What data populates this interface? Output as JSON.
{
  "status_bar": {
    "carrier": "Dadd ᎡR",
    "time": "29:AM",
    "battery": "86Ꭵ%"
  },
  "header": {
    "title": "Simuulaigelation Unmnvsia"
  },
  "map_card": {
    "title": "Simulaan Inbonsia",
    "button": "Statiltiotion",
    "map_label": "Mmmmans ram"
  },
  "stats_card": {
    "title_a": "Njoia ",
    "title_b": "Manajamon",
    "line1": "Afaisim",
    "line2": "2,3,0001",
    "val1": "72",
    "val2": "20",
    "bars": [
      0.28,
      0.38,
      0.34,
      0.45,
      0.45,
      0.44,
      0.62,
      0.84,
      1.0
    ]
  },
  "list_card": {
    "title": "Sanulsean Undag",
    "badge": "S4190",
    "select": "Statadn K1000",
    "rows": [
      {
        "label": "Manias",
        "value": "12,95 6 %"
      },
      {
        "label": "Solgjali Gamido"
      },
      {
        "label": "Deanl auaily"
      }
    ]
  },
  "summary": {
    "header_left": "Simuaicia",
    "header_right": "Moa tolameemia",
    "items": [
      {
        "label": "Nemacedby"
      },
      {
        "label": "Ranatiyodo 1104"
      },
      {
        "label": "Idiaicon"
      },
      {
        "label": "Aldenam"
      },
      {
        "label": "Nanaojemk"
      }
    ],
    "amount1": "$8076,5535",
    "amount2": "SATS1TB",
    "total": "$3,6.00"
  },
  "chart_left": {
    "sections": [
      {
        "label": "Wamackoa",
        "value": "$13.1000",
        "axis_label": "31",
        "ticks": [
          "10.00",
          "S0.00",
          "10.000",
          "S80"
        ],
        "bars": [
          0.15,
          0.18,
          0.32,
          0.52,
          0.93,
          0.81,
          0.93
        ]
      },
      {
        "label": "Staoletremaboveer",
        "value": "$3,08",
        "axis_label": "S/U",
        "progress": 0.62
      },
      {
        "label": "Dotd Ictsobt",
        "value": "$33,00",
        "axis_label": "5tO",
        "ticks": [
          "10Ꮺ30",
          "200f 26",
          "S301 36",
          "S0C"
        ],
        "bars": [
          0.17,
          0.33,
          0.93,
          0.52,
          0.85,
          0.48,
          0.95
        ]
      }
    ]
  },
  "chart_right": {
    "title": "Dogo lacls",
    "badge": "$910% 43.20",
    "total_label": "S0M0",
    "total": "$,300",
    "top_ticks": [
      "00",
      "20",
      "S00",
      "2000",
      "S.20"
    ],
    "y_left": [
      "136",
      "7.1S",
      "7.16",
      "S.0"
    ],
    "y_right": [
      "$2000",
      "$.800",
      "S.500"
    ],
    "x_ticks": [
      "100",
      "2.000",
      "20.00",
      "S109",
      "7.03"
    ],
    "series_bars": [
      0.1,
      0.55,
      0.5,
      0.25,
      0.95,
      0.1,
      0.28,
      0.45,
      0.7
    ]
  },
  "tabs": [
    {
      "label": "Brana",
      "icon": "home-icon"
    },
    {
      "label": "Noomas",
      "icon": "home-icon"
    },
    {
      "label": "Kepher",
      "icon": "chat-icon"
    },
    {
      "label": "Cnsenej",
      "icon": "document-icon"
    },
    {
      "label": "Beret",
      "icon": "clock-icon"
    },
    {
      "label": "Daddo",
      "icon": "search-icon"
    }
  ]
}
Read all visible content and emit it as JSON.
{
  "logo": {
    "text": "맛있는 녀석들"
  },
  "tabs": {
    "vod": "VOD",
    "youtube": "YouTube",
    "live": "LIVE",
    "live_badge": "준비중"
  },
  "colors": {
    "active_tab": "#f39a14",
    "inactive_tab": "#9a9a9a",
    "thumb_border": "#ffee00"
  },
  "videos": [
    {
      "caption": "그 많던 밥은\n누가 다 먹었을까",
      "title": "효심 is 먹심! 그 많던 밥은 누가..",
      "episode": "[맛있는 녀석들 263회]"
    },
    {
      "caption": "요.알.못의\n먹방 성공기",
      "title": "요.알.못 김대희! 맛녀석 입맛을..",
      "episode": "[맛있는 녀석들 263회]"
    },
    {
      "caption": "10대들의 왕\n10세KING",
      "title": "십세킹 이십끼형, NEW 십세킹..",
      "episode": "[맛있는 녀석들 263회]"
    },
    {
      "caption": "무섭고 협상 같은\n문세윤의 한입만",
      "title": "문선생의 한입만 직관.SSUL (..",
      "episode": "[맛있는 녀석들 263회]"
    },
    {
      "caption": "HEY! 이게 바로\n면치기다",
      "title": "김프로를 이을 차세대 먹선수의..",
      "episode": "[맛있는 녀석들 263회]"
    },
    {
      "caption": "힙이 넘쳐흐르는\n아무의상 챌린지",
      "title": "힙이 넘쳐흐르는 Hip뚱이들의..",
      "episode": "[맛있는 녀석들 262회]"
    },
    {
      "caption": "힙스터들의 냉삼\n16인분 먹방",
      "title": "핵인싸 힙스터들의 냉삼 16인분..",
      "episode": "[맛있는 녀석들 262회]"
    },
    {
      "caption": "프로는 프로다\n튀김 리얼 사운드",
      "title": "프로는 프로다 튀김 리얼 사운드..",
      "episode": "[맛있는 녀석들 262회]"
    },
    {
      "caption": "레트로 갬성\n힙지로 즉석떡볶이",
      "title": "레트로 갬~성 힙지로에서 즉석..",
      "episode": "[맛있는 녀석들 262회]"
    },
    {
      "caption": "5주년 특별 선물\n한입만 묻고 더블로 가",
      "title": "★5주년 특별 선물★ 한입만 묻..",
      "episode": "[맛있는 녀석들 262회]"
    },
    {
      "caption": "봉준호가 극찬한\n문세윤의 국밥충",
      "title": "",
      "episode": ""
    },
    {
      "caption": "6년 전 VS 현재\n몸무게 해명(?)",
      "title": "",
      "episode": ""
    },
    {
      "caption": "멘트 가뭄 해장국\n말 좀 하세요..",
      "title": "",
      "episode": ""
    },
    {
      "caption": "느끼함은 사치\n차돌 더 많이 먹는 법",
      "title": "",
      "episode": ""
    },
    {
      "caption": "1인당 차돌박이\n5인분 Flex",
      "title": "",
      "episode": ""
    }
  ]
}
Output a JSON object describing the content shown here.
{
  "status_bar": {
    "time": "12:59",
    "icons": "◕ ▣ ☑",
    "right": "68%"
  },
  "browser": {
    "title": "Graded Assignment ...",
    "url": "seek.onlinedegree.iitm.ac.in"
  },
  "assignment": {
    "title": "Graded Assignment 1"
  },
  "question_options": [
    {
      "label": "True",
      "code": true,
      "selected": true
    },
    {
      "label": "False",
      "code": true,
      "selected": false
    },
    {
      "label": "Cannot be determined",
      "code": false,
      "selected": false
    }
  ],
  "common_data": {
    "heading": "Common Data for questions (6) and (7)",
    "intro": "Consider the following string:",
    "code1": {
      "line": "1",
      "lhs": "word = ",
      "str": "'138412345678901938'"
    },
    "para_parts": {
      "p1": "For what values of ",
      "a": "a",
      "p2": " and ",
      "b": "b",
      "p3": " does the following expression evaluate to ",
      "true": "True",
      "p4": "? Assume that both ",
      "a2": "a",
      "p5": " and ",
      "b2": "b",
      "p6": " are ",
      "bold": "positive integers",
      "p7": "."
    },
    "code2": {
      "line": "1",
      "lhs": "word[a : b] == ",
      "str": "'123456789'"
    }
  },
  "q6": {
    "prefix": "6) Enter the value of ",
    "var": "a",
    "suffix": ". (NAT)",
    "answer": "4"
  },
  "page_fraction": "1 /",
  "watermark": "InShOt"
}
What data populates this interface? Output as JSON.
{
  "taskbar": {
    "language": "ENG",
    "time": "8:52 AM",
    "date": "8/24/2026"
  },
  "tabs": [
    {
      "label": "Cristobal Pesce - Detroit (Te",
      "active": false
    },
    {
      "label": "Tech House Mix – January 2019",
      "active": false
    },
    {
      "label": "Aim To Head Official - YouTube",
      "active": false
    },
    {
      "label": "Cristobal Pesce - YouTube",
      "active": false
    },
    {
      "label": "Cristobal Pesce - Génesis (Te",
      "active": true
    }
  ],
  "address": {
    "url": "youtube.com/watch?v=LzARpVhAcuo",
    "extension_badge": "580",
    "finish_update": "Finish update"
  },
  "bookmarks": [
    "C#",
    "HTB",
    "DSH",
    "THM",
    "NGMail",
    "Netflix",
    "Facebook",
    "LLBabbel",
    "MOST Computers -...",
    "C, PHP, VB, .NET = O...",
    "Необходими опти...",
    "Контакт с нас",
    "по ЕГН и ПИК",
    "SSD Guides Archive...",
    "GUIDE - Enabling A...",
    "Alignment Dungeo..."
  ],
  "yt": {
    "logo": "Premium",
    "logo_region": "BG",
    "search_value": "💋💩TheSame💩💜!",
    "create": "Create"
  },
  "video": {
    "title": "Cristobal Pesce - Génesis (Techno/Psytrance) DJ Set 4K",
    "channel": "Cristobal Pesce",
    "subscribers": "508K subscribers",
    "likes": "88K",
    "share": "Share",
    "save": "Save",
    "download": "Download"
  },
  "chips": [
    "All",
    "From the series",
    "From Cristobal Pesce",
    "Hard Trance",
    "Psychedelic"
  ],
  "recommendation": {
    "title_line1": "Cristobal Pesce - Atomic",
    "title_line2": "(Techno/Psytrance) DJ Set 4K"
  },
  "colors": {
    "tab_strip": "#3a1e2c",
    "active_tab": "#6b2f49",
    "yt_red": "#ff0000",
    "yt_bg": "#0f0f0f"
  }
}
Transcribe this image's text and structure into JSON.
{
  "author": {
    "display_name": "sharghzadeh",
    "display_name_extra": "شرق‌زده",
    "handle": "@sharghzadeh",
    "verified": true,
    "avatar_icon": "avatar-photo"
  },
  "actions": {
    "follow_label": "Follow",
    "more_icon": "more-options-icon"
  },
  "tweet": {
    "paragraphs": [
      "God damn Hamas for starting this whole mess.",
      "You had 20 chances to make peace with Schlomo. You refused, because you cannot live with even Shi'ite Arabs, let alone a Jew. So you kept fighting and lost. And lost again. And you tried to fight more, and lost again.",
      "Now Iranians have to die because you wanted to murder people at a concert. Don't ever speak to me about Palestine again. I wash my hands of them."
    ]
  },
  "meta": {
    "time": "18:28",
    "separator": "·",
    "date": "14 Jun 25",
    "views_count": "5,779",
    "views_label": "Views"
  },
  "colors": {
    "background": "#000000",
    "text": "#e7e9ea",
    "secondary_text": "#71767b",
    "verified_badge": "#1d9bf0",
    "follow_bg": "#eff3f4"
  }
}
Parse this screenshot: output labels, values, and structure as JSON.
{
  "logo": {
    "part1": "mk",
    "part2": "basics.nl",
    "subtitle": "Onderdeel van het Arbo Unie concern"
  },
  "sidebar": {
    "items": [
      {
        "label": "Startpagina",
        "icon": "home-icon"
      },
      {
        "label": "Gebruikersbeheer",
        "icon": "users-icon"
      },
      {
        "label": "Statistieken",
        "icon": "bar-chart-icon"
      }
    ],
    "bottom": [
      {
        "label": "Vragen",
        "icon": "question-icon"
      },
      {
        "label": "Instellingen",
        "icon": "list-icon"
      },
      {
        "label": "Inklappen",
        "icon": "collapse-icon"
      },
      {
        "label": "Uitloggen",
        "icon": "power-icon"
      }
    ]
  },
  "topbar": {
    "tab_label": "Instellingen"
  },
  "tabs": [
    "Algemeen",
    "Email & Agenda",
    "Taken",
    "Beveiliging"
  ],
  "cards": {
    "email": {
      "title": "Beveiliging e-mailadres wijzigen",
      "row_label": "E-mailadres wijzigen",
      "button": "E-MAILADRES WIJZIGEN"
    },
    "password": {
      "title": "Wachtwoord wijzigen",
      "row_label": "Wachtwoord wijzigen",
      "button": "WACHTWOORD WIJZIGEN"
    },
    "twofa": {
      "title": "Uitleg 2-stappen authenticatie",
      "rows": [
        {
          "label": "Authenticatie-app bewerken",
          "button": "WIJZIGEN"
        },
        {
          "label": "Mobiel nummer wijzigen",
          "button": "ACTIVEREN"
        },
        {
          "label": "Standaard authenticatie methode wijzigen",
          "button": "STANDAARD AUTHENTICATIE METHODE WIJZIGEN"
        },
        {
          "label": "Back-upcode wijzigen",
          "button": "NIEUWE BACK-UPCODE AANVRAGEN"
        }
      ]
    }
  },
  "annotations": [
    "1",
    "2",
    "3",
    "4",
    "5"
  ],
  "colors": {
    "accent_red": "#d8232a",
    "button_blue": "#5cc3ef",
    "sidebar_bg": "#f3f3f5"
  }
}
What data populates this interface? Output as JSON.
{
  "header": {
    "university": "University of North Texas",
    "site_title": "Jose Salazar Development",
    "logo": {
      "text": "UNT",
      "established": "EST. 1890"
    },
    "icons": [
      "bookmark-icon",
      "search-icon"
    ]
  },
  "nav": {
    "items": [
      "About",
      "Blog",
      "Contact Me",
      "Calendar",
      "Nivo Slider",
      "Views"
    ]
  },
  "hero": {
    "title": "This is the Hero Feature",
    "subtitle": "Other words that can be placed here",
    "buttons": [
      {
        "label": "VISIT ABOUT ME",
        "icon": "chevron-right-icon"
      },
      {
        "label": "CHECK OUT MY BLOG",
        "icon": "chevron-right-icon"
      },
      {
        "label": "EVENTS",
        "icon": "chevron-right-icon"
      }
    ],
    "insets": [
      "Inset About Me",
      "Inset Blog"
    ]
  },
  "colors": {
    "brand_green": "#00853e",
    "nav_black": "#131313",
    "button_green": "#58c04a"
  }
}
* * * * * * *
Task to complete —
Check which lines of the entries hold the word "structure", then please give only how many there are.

The answer —
2